I was enjoying a pleasant afternoon in my front yard with my mom, starting to shift the garden from summer to autumn…the autumnal equinox right around the corner. There were some gorgeous white flowers we were cutting back. I put a few of them aside so I could bring them inside and enjoy them for a bit longer. As I was putting them down I was drawn to the funky bug walking around on the white petals. It was kind of cute, actually, his hands were walking along the edge of the petal and reminded me of a praying mantis a bit. And the colors were those of Halloween. He had wings, but didn’t immediately used them as he careful grasped the petal and walked up and down the razors edge. His antenna fluttered around, sensing and learning about its surroundings. Eventually he flew off and left a bit of a smile behind on my face.

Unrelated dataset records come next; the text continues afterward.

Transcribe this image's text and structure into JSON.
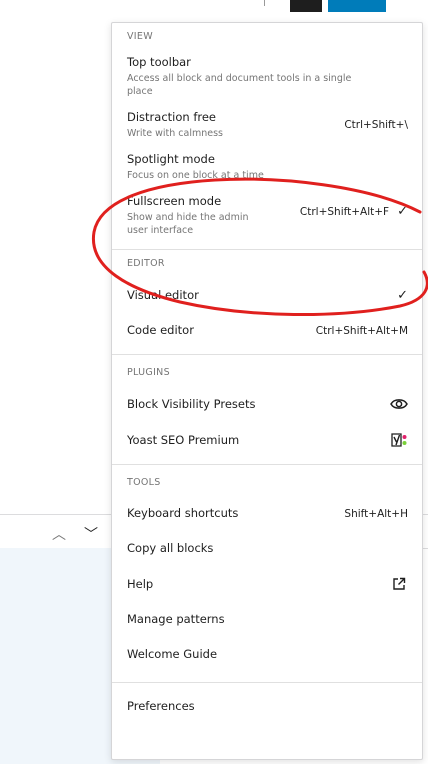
{
  "menu": {
    "groups": [
      {
        "title": "VIEW",
        "items": [
          {
            "label": "Top toolbar",
            "desc": "Access all block and document tools in a single place",
            "shortcut": "",
            "checked": false
          },
          {
            "label": "Distraction free",
            "desc": "Write with calmness",
            "shortcut": "Ctrl+Shift+\\",
            "checked": false
          },
          {
            "label": "Spotlight mode",
            "desc": "Focus on one block at a time",
            "shortcut": "",
            "checked": false
          },
          {
            "label": "Fullscreen mode",
            "desc": "Show and hide the admin user interface",
            "shortcut": "Ctrl+Shift+Alt+F",
            "checked": true
          }
        ]
      },
      {
        "title": "EDITOR",
        "items": [
          {
            "label": "Visual editor",
            "shortcut": "",
            "checked": true
          },
          {
            "label": "Code editor",
            "shortcut": "Ctrl+Shift+Alt+M",
            "checked": false
          }
        ]
      },
      {
        "title": "PLUGINS",
        "items": [
          {
            "label": "Block Visibility Presets",
            "icon": "eye-icon"
          },
          {
            "label": "Yoast SEO Premium",
            "icon": "yoast-icon"
          }
        ]
      },
      {
        "title": "TOOLS",
        "items": [
          {
            "label": "Keyboard shortcuts",
            "shortcut": "Shift+Alt+H"
          },
          {
            "label": "Copy all blocks"
          },
          {
            "label": "Help",
            "icon": "external-link-icon"
          },
          {
            "label": "Manage patterns"
          },
          {
            "label": "Welcome Guide"
          }
        ]
      }
    ],
    "preferences_label": "Preferences",
    "check_glyph": "✓"
  },
  "background": {
    "arrow_up": "^",
    "arrow_down": "⌄"
  },
  "colors": {
    "accent": "#007cba",
    "annotation": "#e0201e",
    "dark_button": "#1e1e1e"
  }
}
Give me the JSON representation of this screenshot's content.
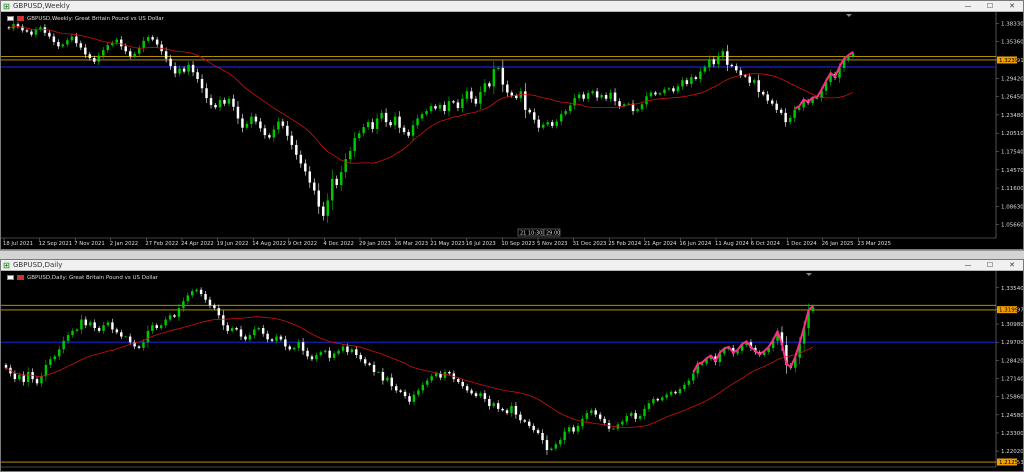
{
  "windows": {
    "weekly": {
      "title": "GBPUSD,Weekly",
      "legend": "GBPUSD,Weekly:  Great Britain Pound vs US Dollar",
      "price_labels": [
        "1.38330",
        "1.35360",
        "1.32391",
        "1.29420",
        "1.26450",
        "1.23480",
        "1.20510",
        "1.17540",
        "1.14570",
        "1.11600",
        "1.08630",
        "1.05660"
      ],
      "current_price": "1.32391",
      "date_labels": [
        "18 Jul 2021",
        "12 Sep 2021",
        "7 Nov 2021",
        "2 Jan 2022",
        "27 Feb 2022",
        "24 Apr 2022",
        "19 Jun 2022",
        "14 Aug 2022",
        "9 Oct 2022",
        "4 Dec 2022",
        "29 Jan 2023",
        "26 Mar 2023",
        "21 May 2023",
        "16 Jul 2023",
        "10 Sep 2023",
        "5 Nov 2023",
        "31 Dec 2023",
        "25 Feb 2024",
        "21 Apr 2024",
        "16 Jun 2024",
        "11 Aug 2024",
        "6 Oct 2024",
        "1 Dec 2024",
        "26 Jan 2025",
        "23 Mar 2025"
      ],
      "crosshair_labels": [
        "21 10:30",
        "29.00"
      ]
    },
    "daily": {
      "title": "GBPUSD,Daily",
      "legend": "GBPUSD,Daily:  Great Britain Pound vs US Dollar",
      "price_labels": [
        "1.33540",
        "1.31997",
        "1.30980",
        "1.29700",
        "1.28420",
        "1.27140",
        "1.25860",
        "1.24580",
        "1.23300",
        "1.22020",
        "1.21253"
      ],
      "current_price": "1.31997",
      "bottom_price": "1.21253"
    }
  },
  "window_buttons": {
    "minimize": "—",
    "maximize": "☐",
    "close": "✕"
  },
  "colors": {
    "bull": "#00c800",
    "bear": "#ffffff",
    "ma": "#d01010",
    "pattern": "#ff2a8a",
    "hline_gold": "#c8a000",
    "hline_blue": "#1a2cff",
    "price_tag": "#f0a000"
  },
  "chart_data": [
    {
      "type": "candlestick",
      "title": "GBPUSD,Weekly",
      "ylim": [
        1.035,
        1.392
      ],
      "close_path": [
        1.375,
        1.382,
        1.378,
        1.372,
        1.37,
        1.365,
        1.373,
        1.377,
        1.368,
        1.362,
        1.353,
        1.346,
        1.349,
        1.356,
        1.362,
        1.351,
        1.344,
        1.333,
        1.327,
        1.321,
        1.331,
        1.34,
        1.348,
        1.352,
        1.357,
        1.346,
        1.338,
        1.33,
        1.334,
        1.343,
        1.355,
        1.361,
        1.357,
        1.349,
        1.338,
        1.326,
        1.314,
        1.302,
        1.31,
        1.305,
        1.316,
        1.304,
        1.293,
        1.278,
        1.262,
        1.251,
        1.247,
        1.259,
        1.253,
        1.261,
        1.248,
        1.229,
        1.214,
        1.22,
        1.232,
        1.224,
        1.213,
        1.202,
        1.198,
        1.211,
        1.224,
        1.217,
        1.201,
        1.186,
        1.17,
        1.156,
        1.143,
        1.125,
        1.112,
        1.086,
        1.071,
        1.096,
        1.131,
        1.121,
        1.142,
        1.163,
        1.176,
        1.197,
        1.205,
        1.215,
        1.223,
        1.212,
        1.229,
        1.238,
        1.223,
        1.218,
        1.232,
        1.214,
        1.207,
        1.201,
        1.218,
        1.229,
        1.236,
        1.241,
        1.249,
        1.245,
        1.251,
        1.241,
        1.257,
        1.255,
        1.246,
        1.261,
        1.273,
        1.261,
        1.253,
        1.272,
        1.286,
        1.281,
        1.309,
        1.311,
        1.284,
        1.271,
        1.266,
        1.262,
        1.273,
        1.243,
        1.239,
        1.227,
        1.214,
        1.219,
        1.223,
        1.217,
        1.224,
        1.236,
        1.241,
        1.25,
        1.262,
        1.268,
        1.261,
        1.27,
        1.273,
        1.263,
        1.267,
        1.261,
        1.271,
        1.257,
        1.249,
        1.252,
        1.253,
        1.241,
        1.244,
        1.252,
        1.265,
        1.271,
        1.268,
        1.27,
        1.276,
        1.278,
        1.273,
        1.281,
        1.291,
        1.285,
        1.296,
        1.293,
        1.305,
        1.312,
        1.325,
        1.317,
        1.33,
        1.338,
        1.316,
        1.314,
        1.307,
        1.299,
        1.297,
        1.287,
        1.291,
        1.272,
        1.268,
        1.258,
        1.253,
        1.243,
        1.238,
        1.223,
        1.23,
        1.243,
        1.247,
        1.258,
        1.254,
        1.261,
        1.262,
        1.274,
        1.288,
        1.301,
        1.295,
        1.311,
        1.324,
        1.33,
        1.335
      ]
    },
    {
      "type": "candlestick",
      "title": "GBPUSD,Daily",
      "ylim": [
        1.209,
        1.343
      ],
      "close_path": [
        1.279,
        1.275,
        1.271,
        1.274,
        1.269,
        1.276,
        1.271,
        1.268,
        1.273,
        1.281,
        1.285,
        1.287,
        1.292,
        1.298,
        1.302,
        1.305,
        1.306,
        1.313,
        1.309,
        1.311,
        1.307,
        1.305,
        1.309,
        1.311,
        1.306,
        1.304,
        1.301,
        1.301,
        1.297,
        1.294,
        1.293,
        1.297,
        1.305,
        1.309,
        1.307,
        1.309,
        1.313,
        1.316,
        1.315,
        1.321,
        1.326,
        1.33,
        1.333,
        1.334,
        1.331,
        1.327,
        1.323,
        1.321,
        1.316,
        1.309,
        1.305,
        1.307,
        1.306,
        1.301,
        1.299,
        1.302,
        1.306,
        1.307,
        1.303,
        1.299,
        1.298,
        1.301,
        1.299,
        1.294,
        1.292,
        1.293,
        1.297,
        1.291,
        1.287,
        1.285,
        1.288,
        1.29,
        1.291,
        1.286,
        1.289,
        1.291,
        1.294,
        1.29,
        1.292,
        1.288,
        1.285,
        1.282,
        1.281,
        1.276,
        1.276,
        1.27,
        1.272,
        1.266,
        1.263,
        1.262,
        1.259,
        1.255,
        1.26,
        1.263,
        1.267,
        1.27,
        1.273,
        1.275,
        1.272,
        1.276,
        1.275,
        1.271,
        1.269,
        1.266,
        1.263,
        1.261,
        1.259,
        1.261,
        1.257,
        1.252,
        1.254,
        1.25,
        1.249,
        1.247,
        1.252,
        1.246,
        1.242,
        1.241,
        1.238,
        1.235,
        1.233,
        1.228,
        1.221,
        1.222,
        1.225,
        1.228,
        1.234,
        1.237,
        1.234,
        1.238,
        1.243,
        1.247,
        1.249,
        1.246,
        1.243,
        1.24,
        1.236,
        1.236,
        1.239,
        1.241,
        1.245,
        1.247,
        1.243,
        1.245,
        1.25,
        1.254,
        1.257,
        1.256,
        1.258,
        1.26,
        1.262,
        1.261,
        1.264,
        1.267,
        1.27,
        1.275,
        1.281,
        1.282,
        1.285,
        1.287,
        1.283,
        1.289,
        1.292,
        1.293,
        1.289,
        1.291,
        1.295,
        1.297,
        1.293,
        1.29,
        1.288,
        1.29,
        1.293,
        1.298,
        1.304,
        1.295,
        1.281,
        1.279,
        1.286,
        1.296,
        1.307,
        1.319,
        1.322
      ]
    }
  ]
}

A little later as I was putting the flowers in a vase my mom had prepared for me, a lady bug emerged from the flowers. I had just had a lady bug experience on my yoga mat while I was teaching last week, and I immediately smiled at the luck of seeing this one too. I encouraged him onto my hand and brought him outside so he could join the garden. He walked around on my hand for a while, feeling the breeze and then spreading his wings, allowing himself to be lifted off and taken back to the earth.

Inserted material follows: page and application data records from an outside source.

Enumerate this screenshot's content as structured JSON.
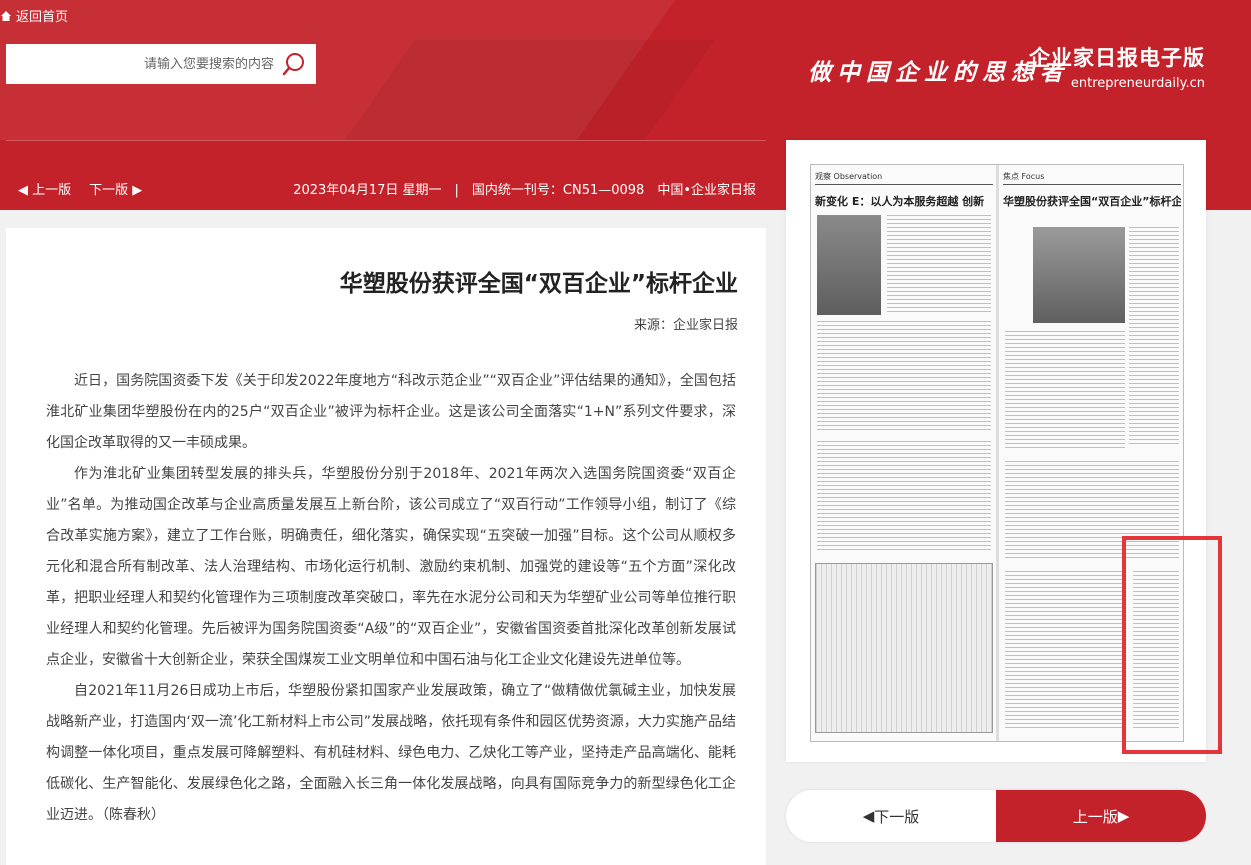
{
  "header": {
    "home_label": "返回首页",
    "search_placeholder": "请输入您要搜索的内容",
    "slogan": "做中国企业的思想者",
    "brand_title": "企业家日报电子版",
    "brand_url": "entrepreneurdaily.cn"
  },
  "infobar": {
    "prev_page_label": "上一版",
    "next_page_label": "下一版",
    "issue_info": "2023年04月17日 星期一　|　国内统一刊号：CN51—0098　中国•企业家日报"
  },
  "article": {
    "title": "华塑股份获评全国“双百企业”标杆企业",
    "source": "来源：企业家日报",
    "paragraphs": [
      "近日，国务院国资委下发《关于印发2022年度地方“科改示范企业”“双百企业”评估结果的通知》，全国包括淮北矿业集团华塑股份在内的25户“双百企业”被评为标杆企业。这是该公司全面落实“1+N”系列文件要求，深化国企改革取得的又一丰硕成果。",
      "作为淮北矿业集团转型发展的排头兵，华塑股份分别于2018年、2021年两次入选国务院国资委“双百企业”名单。为推动国企改革与企业高质量发展互上新台阶，该公司成立了“双百行动”工作领导小组，制订了《综合改革实施方案》，建立了工作台账，明确责任，细化落实，确保实现“五突破一加强”目标。这个公司从顺权多元化和混合所有制改革、法人治理结构、市场化运行机制、激励约束机制、加强党的建设等“五个方面”深化改革，把职业经理人和契约化管理作为三项制度改革突破口，率先在水泥分公司和天为华塑矿业公司等单位推行职业经理人和契约化管理。先后被评为国务院国资委“A级”的“双百企业”，安徽省国资委首批深化改革创新发展试点企业，安徽省十大创新企业，荣获全国煤炭工业文明单位和中国石油与化工企业文化建设先进单位等。",
      "自2021年11月26日成功上市后，华塑股份紧扣国家产业发展政策，确立了“做精做优氯碱主业，加快发展战略新产业，打造国内‘双一流’化工新材料上市公司”发展战略，依托现有条件和园区优势资源，大力实施产品结构调整一体化项目，重点发展可降解塑料、有机硅材料、绿色电力、乙炔化工等产业，坚持走产品高端化、能耗低碳化、生产智能化、发展绿色化之路，全面融入长三角一体化发展战略，向具有国际竞争力的新型绿色化工企业迈进。（陈春秋）"
    ]
  },
  "thumbnail": {
    "left_mast": "观察 Observation",
    "right_mast": "焦点 Focus",
    "left_headline": "新变化 E：以人为本服务超越 创新",
    "right_headline": "华塑股份获评全国“双百企业”标杆企业"
  },
  "pager": {
    "next_label": "下一版",
    "prev_label": "上一版"
  },
  "colors": {
    "brand_red": "#c4222a",
    "hotspot_border": "#e4353d"
  }
}
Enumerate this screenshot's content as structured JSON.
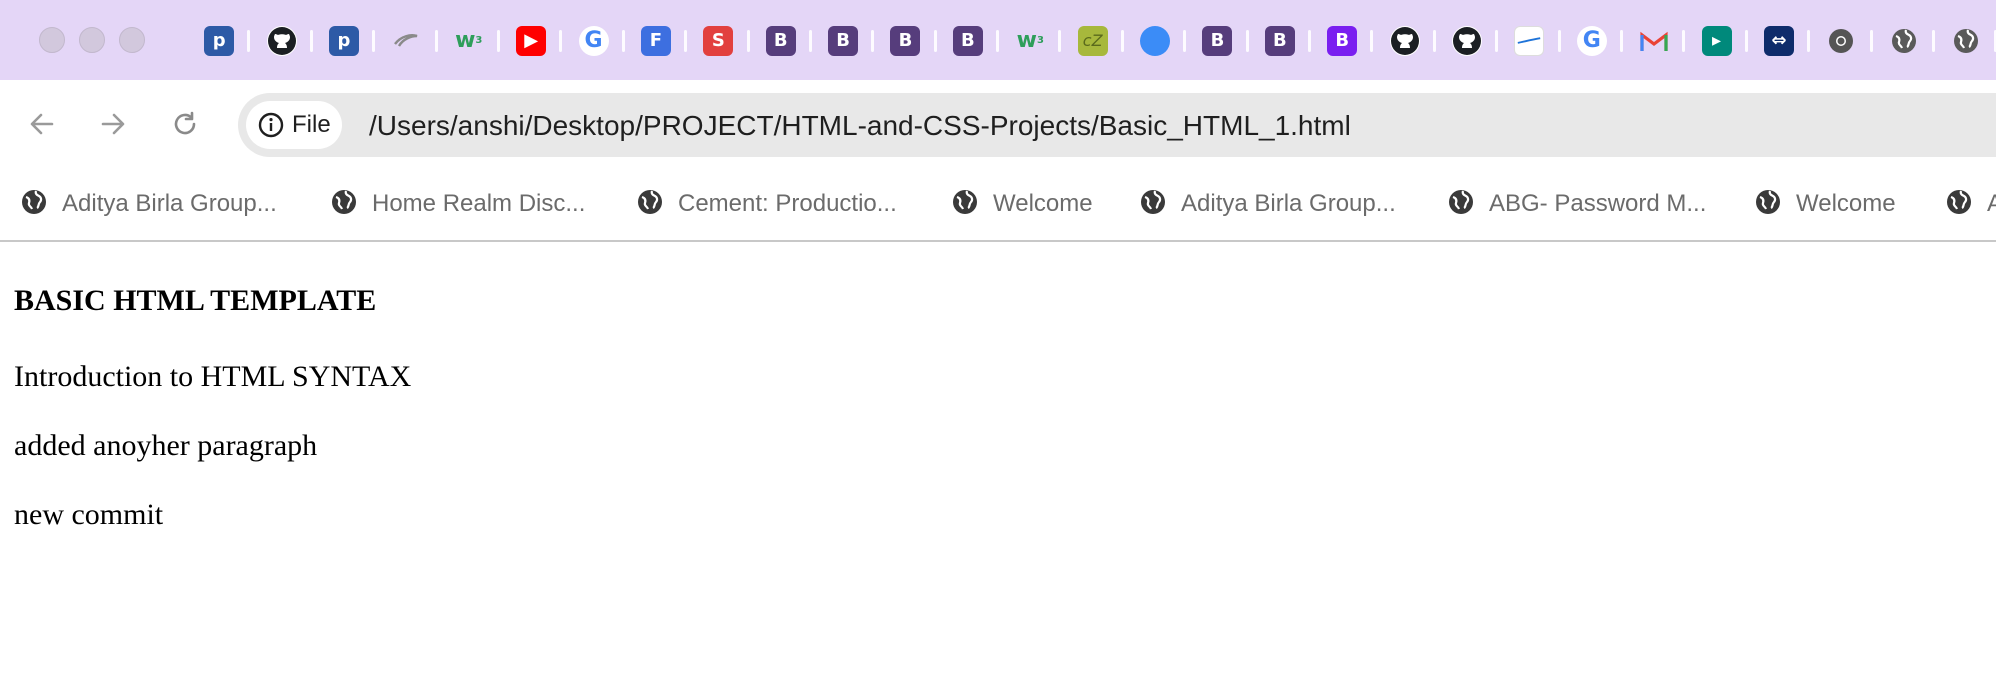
{
  "browser": {
    "tab_favicons": [
      {
        "icon": "pcloudy-icon",
        "glyph": "p",
        "bg": "#2d5aa6",
        "round": false
      },
      {
        "icon": "github-icon",
        "glyph": "gh",
        "bg": "#ffffff",
        "round": true
      },
      {
        "icon": "pcloudy-icon",
        "glyph": "p",
        "bg": "#2d5aa6",
        "round": false
      },
      {
        "icon": "feather-icon",
        "glyph": "~",
        "bg": "transparent",
        "round": false
      },
      {
        "icon": "w3schools-icon",
        "glyph": "w",
        "bg": "transparent",
        "round": false
      },
      {
        "icon": "youtube-icon",
        "glyph": "▶",
        "bg": "#ff0000",
        "round": false
      },
      {
        "icon": "google-icon",
        "glyph": "G",
        "bg": "#ffffff",
        "round": true
      },
      {
        "icon": "forms-icon",
        "glyph": "F",
        "bg": "#3d6fe0",
        "round": false
      },
      {
        "icon": "scrum-icon",
        "glyph": "S",
        "bg": "#e2403e",
        "round": false
      },
      {
        "icon": "bootstrap-icon",
        "glyph": "B",
        "bg": "#563d7c",
        "round": false
      },
      {
        "icon": "bootstrap-icon",
        "glyph": "B",
        "bg": "#563d7c",
        "round": false
      },
      {
        "icon": "bootstrap-icon",
        "glyph": "B",
        "bg": "#563d7c",
        "round": false
      },
      {
        "icon": "bootstrap-icon",
        "glyph": "B",
        "bg": "#563d7c",
        "round": false
      },
      {
        "icon": "w3schools-icon",
        "glyph": "w",
        "bg": "transparent",
        "round": false
      },
      {
        "icon": "cz-icon",
        "glyph": "cZ",
        "bg": "#a7b83c",
        "round": false
      },
      {
        "icon": "blue-dot-icon",
        "glyph": "",
        "bg": "#3b8cf7",
        "round": true
      },
      {
        "icon": "bootstrap-icon",
        "glyph": "B",
        "bg": "#563d7c",
        "round": false
      },
      {
        "icon": "bootstrap-icon",
        "glyph": "B",
        "bg": "#563d7c",
        "round": false
      },
      {
        "icon": "bootstrap-icon",
        "glyph": "B",
        "bg": "#7a1ff0",
        "round": false
      },
      {
        "icon": "github-icon",
        "glyph": "gh",
        "bg": "#ffffff",
        "round": true
      },
      {
        "icon": "github-icon",
        "glyph": "gh",
        "bg": "#ffffff",
        "round": true
      },
      {
        "icon": "wave-icon",
        "glyph": "~",
        "bg": "#ffffff",
        "round": false
      },
      {
        "icon": "google-icon",
        "glyph": "G",
        "bg": "#ffffff",
        "round": true
      },
      {
        "icon": "gmail-icon",
        "glyph": "M",
        "bg": "transparent",
        "round": false
      },
      {
        "icon": "google-meet-icon",
        "glyph": "▸",
        "bg": "#00897b",
        "round": false
      },
      {
        "icon": "teamviewer-icon",
        "glyph": "⇔",
        "bg": "#0e2c6b",
        "round": false
      },
      {
        "icon": "chrome-icon",
        "glyph": "◎",
        "bg": "transparent",
        "round": true
      },
      {
        "icon": "globe-icon",
        "glyph": "",
        "bg": "transparent",
        "round": true
      },
      {
        "icon": "globe-icon",
        "glyph": "",
        "bg": "transparent",
        "round": true
      },
      {
        "icon": "globe-icon",
        "glyph": "",
        "bg": "transparent",
        "round": true
      }
    ],
    "omnibox": {
      "chip_label": "File",
      "url": "/Users/anshi/Desktop/PROJECT/HTML-and-CSS-Projects/Basic_HTML_1.html"
    },
    "bookmarks": [
      {
        "label": "Aditya Birla Group..."
      },
      {
        "label": "Home Realm Disc..."
      },
      {
        "label": "Cement: Productio..."
      },
      {
        "label": "Welcome"
      },
      {
        "label": "Aditya Birla Group..."
      },
      {
        "label": "ABG- Password M..."
      },
      {
        "label": "Welcome"
      },
      {
        "label": "A"
      }
    ],
    "colors": {
      "tabstrip": "#e4d6f7",
      "omnibox": "#e8e8e8",
      "bookmark_text": "#6b6b6b"
    }
  },
  "page": {
    "heading": "BASIC HTML TEMPLATE",
    "paragraphs": [
      "Introduction to HTML SYNTAX",
      "added anoyher paragraph",
      "new commit"
    ]
  }
}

And then a pincher bug (apparently called earwigs) emerged. These bugs have always freaked me out a bit. Their pinchers seem sharp and able to rip my face off. They’re fast and slinky-like, skuttering around and being all intimidating like. Definitely no roly poly. And my breath got caught in the back of my throat as I watched it trying to figure out how to get off the flower and attack me. And then I had a flashback of holding my beloved’s scorpion in my hand (no, it’s not a euphemism). They were intimidating, are still intimidating, little Isis and Osiris, but watching the curiosity of my beloved has given me new perspectives on these little creatures that aren’t actually out to attack us, despite how we may perceive them, they’re just trying to live. So I took a deep breath and allowed the little pincher bug to crawl onto my gloved hand and then I took him outside to the garden as well. I didn’t necessarily just let him wander on my hand, I was a bit more efficient about getting him onto a blade of grass. And I reflected for a moment on what had happened, and had the simple thought, he has a place in the garden too.
It was one of those moments that made me realize the respect I had developed for all of life. It made me happy to realize I would go to the same efforts to save a bug that scared me a bit as I would any other bug. I know, they were bugs. But I’d like to think that I treat humans similarly. Or at least that’s my goal.